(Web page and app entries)
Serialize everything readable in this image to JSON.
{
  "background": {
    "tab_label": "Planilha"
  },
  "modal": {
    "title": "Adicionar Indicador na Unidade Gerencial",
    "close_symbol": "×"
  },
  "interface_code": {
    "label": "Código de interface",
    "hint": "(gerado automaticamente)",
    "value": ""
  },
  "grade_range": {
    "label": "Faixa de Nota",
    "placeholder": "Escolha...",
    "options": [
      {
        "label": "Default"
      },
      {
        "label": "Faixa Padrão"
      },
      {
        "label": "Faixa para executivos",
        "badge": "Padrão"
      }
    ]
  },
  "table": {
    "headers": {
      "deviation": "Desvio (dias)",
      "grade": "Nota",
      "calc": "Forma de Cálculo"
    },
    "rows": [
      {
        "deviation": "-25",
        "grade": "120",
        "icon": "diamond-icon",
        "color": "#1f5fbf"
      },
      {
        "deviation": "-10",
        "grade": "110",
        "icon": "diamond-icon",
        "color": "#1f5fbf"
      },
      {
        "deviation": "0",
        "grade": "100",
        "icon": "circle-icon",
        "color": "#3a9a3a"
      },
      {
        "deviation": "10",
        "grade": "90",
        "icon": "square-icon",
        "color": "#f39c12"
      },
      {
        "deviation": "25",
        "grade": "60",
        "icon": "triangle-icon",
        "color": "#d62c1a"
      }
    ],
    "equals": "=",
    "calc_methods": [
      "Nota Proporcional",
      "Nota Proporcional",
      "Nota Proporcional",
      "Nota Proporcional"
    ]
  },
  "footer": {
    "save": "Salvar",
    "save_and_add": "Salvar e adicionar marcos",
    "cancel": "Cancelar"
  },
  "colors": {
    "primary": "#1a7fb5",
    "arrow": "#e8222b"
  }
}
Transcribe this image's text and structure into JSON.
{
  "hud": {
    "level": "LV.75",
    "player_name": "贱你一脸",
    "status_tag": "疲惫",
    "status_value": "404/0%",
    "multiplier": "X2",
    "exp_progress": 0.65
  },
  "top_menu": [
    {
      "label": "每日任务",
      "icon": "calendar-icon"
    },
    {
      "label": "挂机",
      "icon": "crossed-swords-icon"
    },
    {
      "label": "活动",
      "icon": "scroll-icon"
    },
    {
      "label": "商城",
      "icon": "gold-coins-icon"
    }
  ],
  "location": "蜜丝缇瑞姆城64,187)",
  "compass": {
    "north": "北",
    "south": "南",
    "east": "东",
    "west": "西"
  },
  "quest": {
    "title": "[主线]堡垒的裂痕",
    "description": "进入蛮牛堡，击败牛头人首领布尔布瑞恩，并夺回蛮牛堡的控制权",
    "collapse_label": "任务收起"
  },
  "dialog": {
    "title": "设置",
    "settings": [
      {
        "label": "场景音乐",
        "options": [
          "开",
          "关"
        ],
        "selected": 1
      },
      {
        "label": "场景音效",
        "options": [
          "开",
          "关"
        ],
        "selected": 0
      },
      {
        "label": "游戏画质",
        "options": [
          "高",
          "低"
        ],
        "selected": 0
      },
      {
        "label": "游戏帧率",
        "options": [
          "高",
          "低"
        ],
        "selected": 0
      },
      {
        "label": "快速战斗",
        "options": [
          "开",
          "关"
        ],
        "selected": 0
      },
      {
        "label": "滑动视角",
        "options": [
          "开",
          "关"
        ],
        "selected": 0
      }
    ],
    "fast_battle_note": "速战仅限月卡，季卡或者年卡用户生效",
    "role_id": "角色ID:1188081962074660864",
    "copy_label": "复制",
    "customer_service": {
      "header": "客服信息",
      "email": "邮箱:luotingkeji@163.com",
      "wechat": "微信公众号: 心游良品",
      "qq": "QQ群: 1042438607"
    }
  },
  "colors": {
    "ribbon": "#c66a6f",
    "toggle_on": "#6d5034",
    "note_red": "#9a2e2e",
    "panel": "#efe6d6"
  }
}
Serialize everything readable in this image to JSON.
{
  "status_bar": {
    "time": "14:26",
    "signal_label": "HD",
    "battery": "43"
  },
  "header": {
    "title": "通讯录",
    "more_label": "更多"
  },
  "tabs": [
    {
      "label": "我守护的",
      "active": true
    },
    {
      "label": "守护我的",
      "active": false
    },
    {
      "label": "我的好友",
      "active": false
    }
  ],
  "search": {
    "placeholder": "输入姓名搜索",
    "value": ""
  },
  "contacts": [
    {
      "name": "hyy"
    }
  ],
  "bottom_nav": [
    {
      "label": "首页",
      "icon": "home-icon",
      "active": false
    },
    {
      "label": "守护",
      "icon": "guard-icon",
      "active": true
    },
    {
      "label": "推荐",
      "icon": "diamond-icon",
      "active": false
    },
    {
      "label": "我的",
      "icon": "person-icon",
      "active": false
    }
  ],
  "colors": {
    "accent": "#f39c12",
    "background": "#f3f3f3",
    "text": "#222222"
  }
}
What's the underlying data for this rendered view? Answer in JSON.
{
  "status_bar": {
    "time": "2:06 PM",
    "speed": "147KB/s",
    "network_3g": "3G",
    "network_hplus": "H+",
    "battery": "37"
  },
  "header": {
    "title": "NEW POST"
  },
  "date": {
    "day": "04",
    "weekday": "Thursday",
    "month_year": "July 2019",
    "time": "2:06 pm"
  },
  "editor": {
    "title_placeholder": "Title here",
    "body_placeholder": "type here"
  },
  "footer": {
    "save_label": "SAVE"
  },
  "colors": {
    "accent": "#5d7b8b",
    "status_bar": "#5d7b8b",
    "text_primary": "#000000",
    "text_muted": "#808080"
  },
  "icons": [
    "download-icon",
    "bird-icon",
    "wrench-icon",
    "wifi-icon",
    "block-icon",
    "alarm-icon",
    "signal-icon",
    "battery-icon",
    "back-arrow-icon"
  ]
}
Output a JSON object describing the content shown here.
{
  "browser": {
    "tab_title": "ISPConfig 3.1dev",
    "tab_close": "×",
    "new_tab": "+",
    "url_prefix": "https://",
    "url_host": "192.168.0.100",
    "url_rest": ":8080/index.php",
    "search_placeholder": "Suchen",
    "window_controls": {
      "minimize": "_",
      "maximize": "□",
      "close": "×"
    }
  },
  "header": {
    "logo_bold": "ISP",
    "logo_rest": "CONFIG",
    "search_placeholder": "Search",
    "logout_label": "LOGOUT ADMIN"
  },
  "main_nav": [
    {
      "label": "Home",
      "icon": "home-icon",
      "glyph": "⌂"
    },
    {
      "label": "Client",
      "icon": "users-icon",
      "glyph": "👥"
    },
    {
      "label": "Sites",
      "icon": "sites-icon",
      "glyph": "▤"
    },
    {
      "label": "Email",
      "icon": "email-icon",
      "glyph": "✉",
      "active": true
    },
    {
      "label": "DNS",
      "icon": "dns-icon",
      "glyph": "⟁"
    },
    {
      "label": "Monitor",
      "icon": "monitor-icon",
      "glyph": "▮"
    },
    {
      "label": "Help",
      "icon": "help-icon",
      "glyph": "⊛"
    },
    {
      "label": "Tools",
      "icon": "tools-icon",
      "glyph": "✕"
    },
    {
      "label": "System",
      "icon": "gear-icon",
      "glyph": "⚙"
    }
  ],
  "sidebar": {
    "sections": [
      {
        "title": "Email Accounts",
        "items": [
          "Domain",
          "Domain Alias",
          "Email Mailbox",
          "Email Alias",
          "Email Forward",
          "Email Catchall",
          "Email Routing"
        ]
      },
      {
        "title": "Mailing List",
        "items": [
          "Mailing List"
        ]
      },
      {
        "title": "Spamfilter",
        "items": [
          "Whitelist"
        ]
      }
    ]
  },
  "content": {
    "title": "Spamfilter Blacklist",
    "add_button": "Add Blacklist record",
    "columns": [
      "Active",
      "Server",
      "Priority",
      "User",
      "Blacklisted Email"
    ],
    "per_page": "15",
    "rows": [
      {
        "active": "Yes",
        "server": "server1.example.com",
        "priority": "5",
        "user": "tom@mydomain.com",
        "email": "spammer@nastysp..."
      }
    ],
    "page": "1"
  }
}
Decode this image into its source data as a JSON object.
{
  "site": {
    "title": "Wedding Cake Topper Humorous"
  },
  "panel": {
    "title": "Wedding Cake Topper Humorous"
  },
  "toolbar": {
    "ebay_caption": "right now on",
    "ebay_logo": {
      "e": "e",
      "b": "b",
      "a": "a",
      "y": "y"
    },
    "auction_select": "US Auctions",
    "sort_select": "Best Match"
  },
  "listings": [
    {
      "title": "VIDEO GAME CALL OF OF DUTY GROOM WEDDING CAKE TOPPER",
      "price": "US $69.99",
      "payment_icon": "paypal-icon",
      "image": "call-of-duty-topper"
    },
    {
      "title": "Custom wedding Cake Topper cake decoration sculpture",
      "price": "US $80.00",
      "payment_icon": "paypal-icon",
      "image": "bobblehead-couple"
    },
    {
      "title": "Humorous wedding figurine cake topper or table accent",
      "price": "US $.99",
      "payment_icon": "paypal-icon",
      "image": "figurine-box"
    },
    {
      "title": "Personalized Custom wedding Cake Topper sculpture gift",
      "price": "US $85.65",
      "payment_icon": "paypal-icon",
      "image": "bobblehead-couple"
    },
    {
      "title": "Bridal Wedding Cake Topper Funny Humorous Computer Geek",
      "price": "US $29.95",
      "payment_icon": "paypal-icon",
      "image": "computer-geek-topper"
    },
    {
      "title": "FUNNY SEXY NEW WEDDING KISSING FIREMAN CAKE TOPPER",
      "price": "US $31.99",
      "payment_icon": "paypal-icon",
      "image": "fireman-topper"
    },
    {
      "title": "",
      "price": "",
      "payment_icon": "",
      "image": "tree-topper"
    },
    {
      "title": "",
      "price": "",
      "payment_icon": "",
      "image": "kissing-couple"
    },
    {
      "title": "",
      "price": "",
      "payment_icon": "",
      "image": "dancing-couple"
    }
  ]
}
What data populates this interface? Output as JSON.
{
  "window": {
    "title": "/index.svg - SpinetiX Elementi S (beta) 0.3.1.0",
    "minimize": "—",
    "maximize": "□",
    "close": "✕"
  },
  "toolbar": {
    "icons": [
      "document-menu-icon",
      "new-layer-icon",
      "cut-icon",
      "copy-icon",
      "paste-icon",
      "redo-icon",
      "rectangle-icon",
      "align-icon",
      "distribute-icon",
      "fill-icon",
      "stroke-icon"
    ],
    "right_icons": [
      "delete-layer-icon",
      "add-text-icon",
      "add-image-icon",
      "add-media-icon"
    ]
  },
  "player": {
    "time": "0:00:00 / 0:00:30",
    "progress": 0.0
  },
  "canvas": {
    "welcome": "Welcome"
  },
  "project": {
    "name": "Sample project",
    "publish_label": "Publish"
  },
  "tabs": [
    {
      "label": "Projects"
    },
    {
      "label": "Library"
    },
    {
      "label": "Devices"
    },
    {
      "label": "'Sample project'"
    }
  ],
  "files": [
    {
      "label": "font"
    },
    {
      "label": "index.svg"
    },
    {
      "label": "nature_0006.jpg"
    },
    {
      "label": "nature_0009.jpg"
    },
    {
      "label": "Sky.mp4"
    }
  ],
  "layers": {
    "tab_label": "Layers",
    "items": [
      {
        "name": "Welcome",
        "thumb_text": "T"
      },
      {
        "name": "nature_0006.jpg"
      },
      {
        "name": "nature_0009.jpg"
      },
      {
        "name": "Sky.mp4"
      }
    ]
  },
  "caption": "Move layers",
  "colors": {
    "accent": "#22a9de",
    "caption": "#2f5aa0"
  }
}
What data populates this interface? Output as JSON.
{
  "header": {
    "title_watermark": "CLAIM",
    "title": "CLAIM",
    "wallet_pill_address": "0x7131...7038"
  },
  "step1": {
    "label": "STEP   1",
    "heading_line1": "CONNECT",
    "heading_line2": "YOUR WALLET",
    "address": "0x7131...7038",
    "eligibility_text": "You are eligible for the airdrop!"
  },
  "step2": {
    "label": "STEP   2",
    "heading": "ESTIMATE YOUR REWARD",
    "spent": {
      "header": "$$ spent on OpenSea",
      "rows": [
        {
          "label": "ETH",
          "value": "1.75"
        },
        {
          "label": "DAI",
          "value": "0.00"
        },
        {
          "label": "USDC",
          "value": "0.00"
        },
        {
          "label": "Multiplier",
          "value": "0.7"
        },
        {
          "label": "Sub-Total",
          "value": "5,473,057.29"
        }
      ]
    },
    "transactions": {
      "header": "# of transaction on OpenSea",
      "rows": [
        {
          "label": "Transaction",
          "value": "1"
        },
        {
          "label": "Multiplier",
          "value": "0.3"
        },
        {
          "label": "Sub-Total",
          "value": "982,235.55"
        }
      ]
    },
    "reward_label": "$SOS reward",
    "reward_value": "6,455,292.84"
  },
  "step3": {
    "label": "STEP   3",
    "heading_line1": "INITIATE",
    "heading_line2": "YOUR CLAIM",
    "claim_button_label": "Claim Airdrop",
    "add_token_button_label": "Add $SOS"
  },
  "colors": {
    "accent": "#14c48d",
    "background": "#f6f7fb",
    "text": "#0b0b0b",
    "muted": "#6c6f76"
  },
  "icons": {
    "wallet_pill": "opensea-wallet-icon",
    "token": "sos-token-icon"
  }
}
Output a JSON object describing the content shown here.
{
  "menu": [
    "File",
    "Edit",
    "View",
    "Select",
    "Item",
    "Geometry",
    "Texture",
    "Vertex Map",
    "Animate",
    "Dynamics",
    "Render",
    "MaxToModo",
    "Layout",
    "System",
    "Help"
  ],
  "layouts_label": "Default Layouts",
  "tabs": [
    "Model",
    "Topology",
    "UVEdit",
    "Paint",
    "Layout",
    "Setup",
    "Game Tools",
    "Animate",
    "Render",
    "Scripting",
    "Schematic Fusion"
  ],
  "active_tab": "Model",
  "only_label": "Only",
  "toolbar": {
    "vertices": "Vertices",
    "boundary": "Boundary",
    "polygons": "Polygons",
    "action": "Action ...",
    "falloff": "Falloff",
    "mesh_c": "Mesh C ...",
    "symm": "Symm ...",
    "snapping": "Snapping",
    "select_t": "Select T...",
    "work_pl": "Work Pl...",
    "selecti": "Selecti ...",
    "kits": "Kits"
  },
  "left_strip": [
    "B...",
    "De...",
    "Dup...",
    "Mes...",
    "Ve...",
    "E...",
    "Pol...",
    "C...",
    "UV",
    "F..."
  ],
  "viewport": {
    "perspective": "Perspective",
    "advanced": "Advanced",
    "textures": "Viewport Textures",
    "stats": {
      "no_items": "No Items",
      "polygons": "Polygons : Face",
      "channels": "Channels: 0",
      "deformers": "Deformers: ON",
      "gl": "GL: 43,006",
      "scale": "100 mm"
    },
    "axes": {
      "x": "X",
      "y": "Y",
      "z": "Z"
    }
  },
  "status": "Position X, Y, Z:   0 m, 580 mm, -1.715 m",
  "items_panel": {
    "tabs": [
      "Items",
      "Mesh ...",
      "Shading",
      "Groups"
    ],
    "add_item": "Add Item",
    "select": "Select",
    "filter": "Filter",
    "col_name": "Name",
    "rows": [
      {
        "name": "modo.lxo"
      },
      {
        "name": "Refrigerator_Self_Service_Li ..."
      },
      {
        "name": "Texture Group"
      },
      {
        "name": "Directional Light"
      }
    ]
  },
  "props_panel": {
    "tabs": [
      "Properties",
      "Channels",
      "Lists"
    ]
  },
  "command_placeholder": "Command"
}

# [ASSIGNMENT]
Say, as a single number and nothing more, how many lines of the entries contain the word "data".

# [TASK RESULT]
4